Data for review:
+===+
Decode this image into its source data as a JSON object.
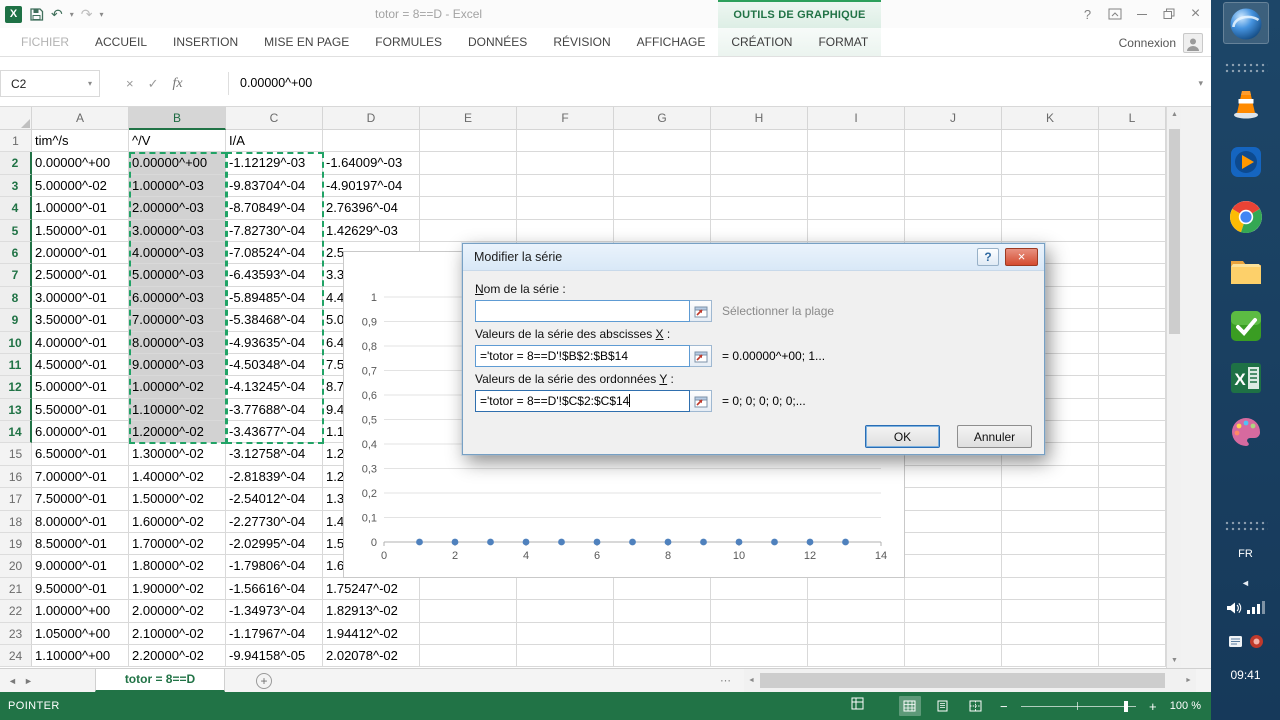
{
  "window": {
    "title": "totor = 8==D - Excel",
    "contextual_group": "OUTILS DE GRAPHIQUE",
    "account": "Connexion",
    "help": "?"
  },
  "ribbon": {
    "tabs": [
      {
        "label": "FICHIER",
        "type": "file"
      },
      {
        "label": "ACCUEIL"
      },
      {
        "label": "INSERTION"
      },
      {
        "label": "MISE EN PAGE"
      },
      {
        "label": "FORMULES"
      },
      {
        "label": "DONNÉES"
      },
      {
        "label": "RÉVISION"
      },
      {
        "label": "AFFICHAGE"
      },
      {
        "label": "CRÉATION",
        "contextual": true
      },
      {
        "label": "FORMAT",
        "contextual": true
      }
    ]
  },
  "formula_bar": {
    "name_box": "C2",
    "value": "0.00000^+00",
    "fx_label": "fx"
  },
  "grid": {
    "col_headers": [
      "A",
      "B",
      "C",
      "D",
      "E",
      "F",
      "G",
      "H",
      "I",
      "J",
      "K",
      "L"
    ],
    "selected_col": "B",
    "selected_rows": [
      2,
      14
    ],
    "rows": [
      [
        "tim^/s",
        "^/V",
        "I/A",
        ""
      ],
      [
        "0.00000^+00",
        "0.00000^+00",
        "-1.12129^-03",
        "-1.64009^-03"
      ],
      [
        "5.00000^-02",
        "1.00000^-03",
        "-9.83704^-04",
        "-4.90197^-04"
      ],
      [
        "1.00000^-01",
        "2.00000^-03",
        "-8.70849^-04",
        "2.76396^-04"
      ],
      [
        "1.50000^-01",
        "3.00000^-03",
        "-7.82730^-04",
        "1.42629^-03"
      ],
      [
        "2.00000^-01",
        "4.00000^-03",
        "-7.08524^-04",
        "2.5"
      ],
      [
        "2.50000^-01",
        "5.00000^-03",
        "-6.43593^-04",
        "3.3"
      ],
      [
        "3.00000^-01",
        "6.00000^-03",
        "-5.89485^-04",
        "4.4"
      ],
      [
        "3.50000^-01",
        "7.00000^-03",
        "-5.38468^-04",
        "5.0"
      ],
      [
        "4.00000^-01",
        "8.00000^-03",
        "-4.93635^-04",
        "6.4"
      ],
      [
        "4.50000^-01",
        "9.00000^-03",
        "-4.50348^-04",
        "7.5"
      ],
      [
        "5.00000^-01",
        "1.00000^-02",
        "-4.13245^-04",
        "8.7"
      ],
      [
        "5.50000^-01",
        "1.10000^-02",
        "-3.77688^-04",
        "9.4"
      ],
      [
        "6.00000^-01",
        "1.20000^-02",
        "-3.43677^-04",
        "1.1"
      ],
      [
        "6.50000^-01",
        "1.30000^-02",
        "-3.12758^-04",
        "1.2"
      ],
      [
        "7.00000^-01",
        "1.40000^-02",
        "-2.81839^-04",
        "1.2"
      ],
      [
        "7.50000^-01",
        "1.50000^-02",
        "-2.54012^-04",
        "1.3"
      ],
      [
        "8.00000^-01",
        "1.60000^-02",
        "-2.27730^-04",
        "1.4"
      ],
      [
        "8.50000^-01",
        "1.70000^-02",
        "-2.02995^-04",
        "1.5"
      ],
      [
        "9.00000^-01",
        "1.80000^-02",
        "-1.79806^-04",
        "1.6"
      ],
      [
        "9.50000^-01",
        "1.90000^-02",
        "-1.56616^-04",
        "1.75247^-02"
      ],
      [
        "1.00000^+00",
        "2.00000^-02",
        "-1.34973^-04",
        "1.82913^-02"
      ],
      [
        "1.05000^+00",
        "2.10000^-02",
        "-1.17967^-04",
        "1.94412^-02"
      ],
      [
        "1.10000^+00",
        "2.20000^-02",
        "-9.94158^-05",
        "2.02078^-02"
      ]
    ]
  },
  "dialog": {
    "title": "Modifier la série",
    "name_label": {
      "pre": "",
      "key": "N",
      "post": "om de la série :"
    },
    "name_value": "",
    "name_hint": "Sélectionner la plage",
    "x_label": {
      "pre": "Valeurs de la série des abscisses ",
      "key": "X",
      "post": " :"
    },
    "x_value": "='totor = 8==D'!$B$2:$B$14",
    "x_preview": "= 0.00000^+00; 1...",
    "y_label": {
      "pre": "Valeurs de la série des ordonnées ",
      "key": "Y",
      "post": " :"
    },
    "y_value": "='totor = 8==D'!$C$2:$C$14",
    "y_preview": "= 0; 0; 0; 0; 0;...",
    "ok_label": "OK",
    "cancel_label": "Annuler"
  },
  "chart_data": {
    "type": "scatter",
    "x": [
      1,
      2,
      3,
      4,
      5,
      6,
      7,
      8,
      9,
      10,
      11,
      12,
      13
    ],
    "y": [
      0,
      0,
      0,
      0,
      0,
      0,
      0,
      0,
      0,
      0,
      0,
      0,
      0
    ],
    "xlim": [
      0,
      14
    ],
    "ylim": [
      0,
      1
    ],
    "x_ticks": [
      "0",
      "2",
      "4",
      "6",
      "8",
      "10",
      "12",
      "14"
    ],
    "y_ticks": [
      "1",
      "0,9",
      "0,8",
      "0,7",
      "0,6",
      "0,5",
      "0,4",
      "0,3",
      "0,2",
      "0,1",
      "0"
    ],
    "grid": "horizontal",
    "legend": "none",
    "title": "",
    "xlabel": "",
    "ylabel": "",
    "point_color": "#4f81bd"
  },
  "sheet_bar": {
    "active_tab": "totor = 8==D"
  },
  "status_bar": {
    "mode": "POINTER",
    "zoom_label": "100 %"
  },
  "taskbar": {
    "icons": [
      "browser-orb",
      "vlc",
      "media-player",
      "chrome",
      "folder-explorer",
      "green-utility",
      "excel",
      "paint-palette"
    ],
    "language": "FR",
    "clock": "09:41"
  }
}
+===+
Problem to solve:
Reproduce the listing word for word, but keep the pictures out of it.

Completed exercise:
Decode this image into its source data as a JSON object.
{
  "window": {
    "title": "totor = 8==D - Excel",
    "contextual_group": "OUTILS DE GRAPHIQUE",
    "account": "Connexion",
    "help": "?"
  },
  "ribbon": {
    "tabs": [
      {
        "label": "FICHIER",
        "type": "file"
      },
      {
        "label": "ACCUEIL"
      },
      {
        "label": "INSERTION"
      },
      {
        "label": "MISE EN PAGE"
      },
      {
        "label": "FORMULES"
      },
      {
        "label": "DONNÉES"
      },
      {
        "label": "RÉVISION"
      },
      {
        "label": "AFFICHAGE"
      },
      {
        "label": "CRÉATION",
        "contextual": true
      },
      {
        "label": "FORMAT",
        "contextual": true
      }
    ]
  },
  "formula_bar": {
    "name_box": "C2",
    "value": "0.00000^+00",
    "fx_label": "fx"
  },
  "grid": {
    "col_headers": [
      "A",
      "B",
      "C",
      "D",
      "E",
      "F",
      "G",
      "H",
      "I",
      "J",
      "K",
      "L"
    ],
    "selected_col": "B",
    "selected_rows": [
      2,
      14
    ],
    "rows": [
      [
        "tim^/s",
        "^/V",
        "I/A",
        ""
      ],
      [
        "0.00000^+00",
        "0.00000^+00",
        "-1.12129^-03",
        "-1.64009^-03"
      ],
      [
        "5.00000^-02",
        "1.00000^-03",
        "-9.83704^-04",
        "-4.90197^-04"
      ],
      [
        "1.00000^-01",
        "2.00000^-03",
        "-8.70849^-04",
        "2.76396^-04"
      ],
      [
        "1.50000^-01",
        "3.00000^-03",
        "-7.82730^-04",
        "1.42629^-03"
      ],
      [
        "2.00000^-01",
        "4.00000^-03",
        "-7.08524^-04",
        "2.5"
      ],
      [
        "2.50000^-01",
        "5.00000^-03",
        "-6.43593^-04",
        "3.3"
      ],
      [
        "3.00000^-01",
        "6.00000^-03",
        "-5.89485^-04",
        "4.4"
      ],
      [
        "3.50000^-01",
        "7.00000^-03",
        "-5.38468^-04",
        "5.0"
      ],
      [
        "4.00000^-01",
        "8.00000^-03",
        "-4.93635^-04",
        "6.4"
      ],
      [
        "4.50000^-01",
        "9.00000^-03",
        "-4.50348^-04",
        "7.5"
      ],
      [
        "5.00000^-01",
        "1.00000^-02",
        "-4.13245^-04",
        "8.7"
      ],
      [
        "5.50000^-01",
        "1.10000^-02",
        "-3.77688^-04",
        "9.4"
      ],
      [
        "6.00000^-01",
        "1.20000^-02",
        "-3.43677^-04",
        "1.1"
      ],
      [
        "6.50000^-01",
        "1.30000^-02",
        "-3.12758^-04",
        "1.2"
      ],
      [
        "7.00000^-01",
        "1.40000^-02",
        "-2.81839^-04",
        "1.2"
      ],
      [
        "7.50000^-01",
        "1.50000^-02",
        "-2.54012^-04",
        "1.3"
      ],
      [
        "8.00000^-01",
        "1.60000^-02",
        "-2.27730^-04",
        "1.4"
      ],
      [
        "8.50000^-01",
        "1.70000^-02",
        "-2.02995^-04",
        "1.5"
      ],
      [
        "9.00000^-01",
        "1.80000^-02",
        "-1.79806^-04",
        "1.6"
      ],
      [
        "9.50000^-01",
        "1.90000^-02",
        "-1.56616^-04",
        "1.75247^-02"
      ],
      [
        "1.00000^+00",
        "2.00000^-02",
        "-1.34973^-04",
        "1.82913^-02"
      ],
      [
        "1.05000^+00",
        "2.10000^-02",
        "-1.17967^-04",
        "1.94412^-02"
      ],
      [
        "1.10000^+00",
        "2.20000^-02",
        "-9.94158^-05",
        "2.02078^-02"
      ]
    ]
  },
  "dialog": {
    "title": "Modifier la série",
    "name_label": {
      "pre": "",
      "key": "N",
      "post": "om de la série :"
    },
    "name_value": "",
    "name_hint": "Sélectionner la plage",
    "x_label": {
      "pre": "Valeurs de la série des abscisses ",
      "key": "X",
      "post": " :"
    },
    "x_value": "='totor = 8==D'!$B$2:$B$14",
    "x_preview": "= 0.00000^+00; 1...",
    "y_label": {
      "pre": "Valeurs de la série des ordonnées ",
      "key": "Y",
      "post": " :"
    },
    "y_value": "='totor = 8==D'!$C$2:$C$14",
    "y_preview": "= 0; 0; 0; 0; 0;...",
    "ok_label": "OK",
    "cancel_label": "Annuler"
  },
  "chart_data": {
    "type": "scatter",
    "x": [
      1,
      2,
      3,
      4,
      5,
      6,
      7,
      8,
      9,
      10,
      11,
      12,
      13
    ],
    "y": [
      0,
      0,
      0,
      0,
      0,
      0,
      0,
      0,
      0,
      0,
      0,
      0,
      0
    ],
    "xlim": [
      0,
      14
    ],
    "ylim": [
      0,
      1
    ],
    "x_ticks": [
      "0",
      "2",
      "4",
      "6",
      "8",
      "10",
      "12",
      "14"
    ],
    "y_ticks": [
      "1",
      "0,9",
      "0,8",
      "0,7",
      "0,6",
      "0,5",
      "0,4",
      "0,3",
      "0,2",
      "0,1",
      "0"
    ],
    "grid": "horizontal",
    "legend": "none",
    "title": "",
    "xlabel": "",
    "ylabel": "",
    "point_color": "#4f81bd"
  },
  "sheet_bar": {
    "active_tab": "totor = 8==D"
  },
  "status_bar": {
    "mode": "POINTER",
    "zoom_label": "100 %"
  },
  "taskbar": {
    "icons": [
      "browser-orb",
      "vlc",
      "media-player",
      "chrome",
      "folder-explorer",
      "green-utility",
      "excel",
      "paint-palette"
    ],
    "language": "FR",
    "clock": "09:41"
  }
}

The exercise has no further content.